Florida State University lost a good friend and valued contributor recently when former Seminole Booster Chairman William Theodore Proctor Jr. passed at the age of 88.
“Theo Proctor was a great civic leader, a passionate Seminole fan and one of FSU’s most dedicated Boosters,” said FSU president John Thrasher. “He loved to talk football, and Jean and I always enjoyed seeing him and Martha Anne at the games. He was a great friend of Florida State University, and we will all miss him dearly. Our deepest sympathies go out to his entire family and his many friends and loved ones.”
“Theo was Chairman of Seminole Boosters, Inc. in 1968 and one of the builders of the FSU Athletics Program,” said Andy Miller, President and CEO of Seminole Boosters, Inc. “He was one of our early graduates and remained active attending games and special events. He and his wife Martha Anne left a family legacy of support.”
Seminole football was a family tradition for Theo and his wife, Leon High School sweetheart Martha Anne Goode. “My dad and mom took me to every game,” said their son, Theo III. “I remember sitting in the stands for the 0-11 season (1973) until the final seconds ticked off the clock. They always supported the team and loved connecting with other Seminoles whether it was the railroad caboose for Golden Chiefs, which used to be next to the stadium, or on the stadium terraces or more recently in President John Thrasher’s box.”
The Proctors enjoyed boundless energy for the Seminoles.
“Theo and Martha Anne flew to New York City, where I lived at the time to see the Seminoles play basketball in the Coaches vs Cancer Classic,” said granddaughter Megan Connelley of her grandparents’ whirlwind trip to the Big Apple. “I met them at the Barclays Center in Brooklyn, where we cheered the ‘Noles to victory, just as we had many times before in Tallahassee. The game was late, and though I took a cab home to rest afterwards, Theo and Martha Anne (in their 80s at the time) spent the rest of the night in Times Square with the team and boosters before catching a red-eye flight home, landing in Tallahassee at 5 a.m.”

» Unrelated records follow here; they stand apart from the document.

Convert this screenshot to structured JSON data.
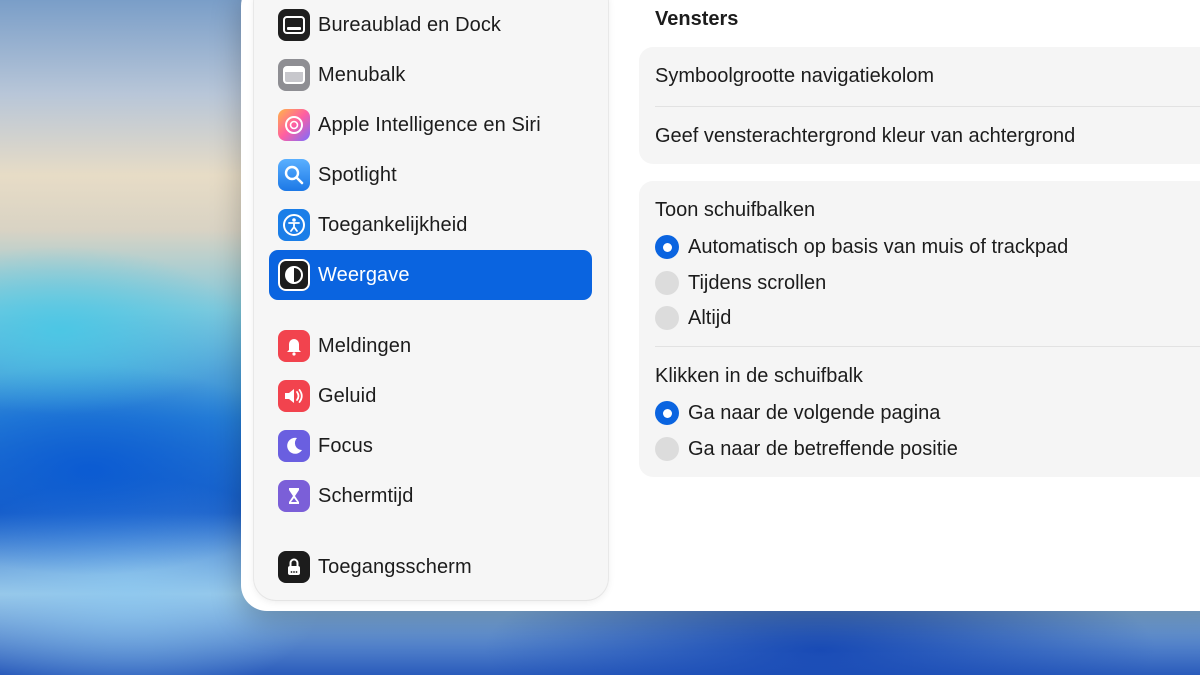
{
  "sidebar": {
    "items": [
      {
        "label": "Bureaublad en Dock",
        "icon": "dock-icon",
        "color": "#1f1f1f"
      },
      {
        "label": "Menubalk",
        "icon": "menubar-icon",
        "color": "#8e8e93"
      },
      {
        "label": "Apple Intelligence en Siri",
        "icon": "apple-intelligence-icon",
        "color": "#ff7ab0"
      },
      {
        "label": "Spotlight",
        "icon": "magnifier-icon",
        "color": "#2f8cf2"
      },
      {
        "label": "Toegankelijkheid",
        "icon": "accessibility-icon",
        "color": "#1a7ee8"
      },
      {
        "label": "Weergave",
        "icon": "appearance-icon",
        "color": "#1c1c1c",
        "selected": true
      },
      {
        "label": "Meldingen",
        "icon": "bell-icon",
        "color": "#f2434e"
      },
      {
        "label": "Geluid",
        "icon": "speaker-icon",
        "color": "#f2434e"
      },
      {
        "label": "Focus",
        "icon": "moon-icon",
        "color": "#6a5fe0"
      },
      {
        "label": "Schermtijd",
        "icon": "hourglass-icon",
        "color": "#7b5fd8"
      },
      {
        "label": "Toegangsscherm",
        "icon": "lock-icon",
        "color": "#1c1c1c"
      }
    ]
  },
  "main": {
    "section_title": "Vensters",
    "window_settings": [
      "Symboolgrootte navigatiekolom",
      "Geef vensterachtergrond kleur van achtergrond"
    ],
    "scrollbars": {
      "title": "Toon schuifbalken",
      "options": [
        {
          "label": "Automatisch op basis van muis of trackpad",
          "selected": true
        },
        {
          "label": "Tijdens scrollen",
          "selected": false
        },
        {
          "label": "Altijd",
          "selected": false
        }
      ]
    },
    "click_scrollbar": {
      "title": "Klikken in de schuifbalk",
      "options": [
        {
          "label": "Ga naar de volgende pagina",
          "selected": true
        },
        {
          "label": "Ga naar de betreffende positie",
          "selected": false
        }
      ]
    }
  },
  "colors": {
    "accent": "#0a64e0"
  }
}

In addition to being avid fans, the Proctors enjoyed supporting FSU as Golden Chief contributors to Athletics, donating to the College of Business’s Legacy Hall Campaign as well as serving on the FSU Emeritus Board.
The Leon High School Football Hall of Fame inductee became a member of Sigma Alpha Epsilon fraternity at Florida State University before graduating in 1953. Theo attended the Naval Officer Candidate School and, after three years of active duty in Key West, Proctor joined the family automobile business, which brought the first Cadillac to Tallahassee in 1910.
The Proctor Dealerships are among the oldest corporations in Florida, founded by Theo’s father, W. Theo Proctor Sr., and his uncle O. Earl Proctor. Theo and his first cousin M. Julian Proctor became the second generation of owners and now their sons, Theo III and Martin W. Proctor are third-generation owners.
In addition to Theo’s financial and leadership contributions to Seminole Boosters, the Proctor Dealerships were among the first to contribute automobiles for the FSU coaches and athletic administrators to drive in the “Courtesy Program.”
Theo stayed active in the business, which at the time of his death offered Honda, Suburu and Acura products. He was active on numerous automotive industry boards and enjoyed real estate.
Lifelong friend John Olson, who spent quality time with Theo while stationed in Key West, said Proctor also had a passion for life.
“I was very close to Theo and saw him in a different light,” said Olson. “Theo was somewhat of a quiet person who exhibits leadership. He would never miss a party. He was the first to arrive and somewhat late to leave. If you wanted to find him, look for the oyster bar. He loved oysters. He loved to ride, whether on his tractor or his boat at the coast. We enjoyed a lot of quality time riding on his boat.”
Olson, a Naval airman stationed in Norfolk, Va., spent months training in Key West, where he and Proctor enjoyed each other’s company.
Their relationship grew in Tallahassee, where their wives were born and raised and where they served in the Naval Reserves.
“First of all Martha Anne Proctor and Ann Dalton Olson were very, very close,” said Olson. “That was some of the glue that held us together. The four of us travelled and did a lot of things together.”
Sundays started at Trinity Methodist Church, where the Proctors married and were lifelong members. After services, they headed for the Duval Hotel. “We enjoyed a big breakfast together and got caught up on what is happening in the area,” Olson noted.
It was Proctor who introduced the Northern-raised Olson to southern hospitality and to Seminole Boosters.
“Seminole Boosters gives you a chance to be in leadership and to have some opportunities to have fun. And we did both,” Olson said. “I joined Seminole Boosters when he was in a leadership role. He retired out of leadership, became emeritus, and I stepped into a leadership role not too much longer after that. I didn’t realize how much work it is to be Chairman (1982) and didn’t realize how many lifelong friendships you generate with everybody on the board of directors and retired chairmen.
“We are both very proud to have been Chairmen of the Boosters.”
In addition to Seminole Boosters, the Proctors were very involved in the community, serving Springtime Tallahassee, Downtown Rotary Club, the YMCA of Tallahassee, St. Marks Yacht Club, the Cotillion Club, the Colonels Club, the Beachcombers Club, the Tallahassee Symphony, the Economics Club and Bon Vivants.
The Proctors also enjoyed time spent with family and friends who they loved to share family meals, travel and FSU games.
Theo is survived by his wife, Martha Anne; son and daughter-in-law, W. Theo III and Velma Moody Proctor; granddaughters, Megan Proctor Connelley (Jay) and Emily Proctor Sutton (Nick) and one great grandson, Theo Michael Connelley; a nephew, T. Michael Hines and a host of other family members and friends.
Olson remembers his friend Theo Proctor in one sentence, “That was one fine gentleman – tough as nails – whose extremely effective leadership got things done.”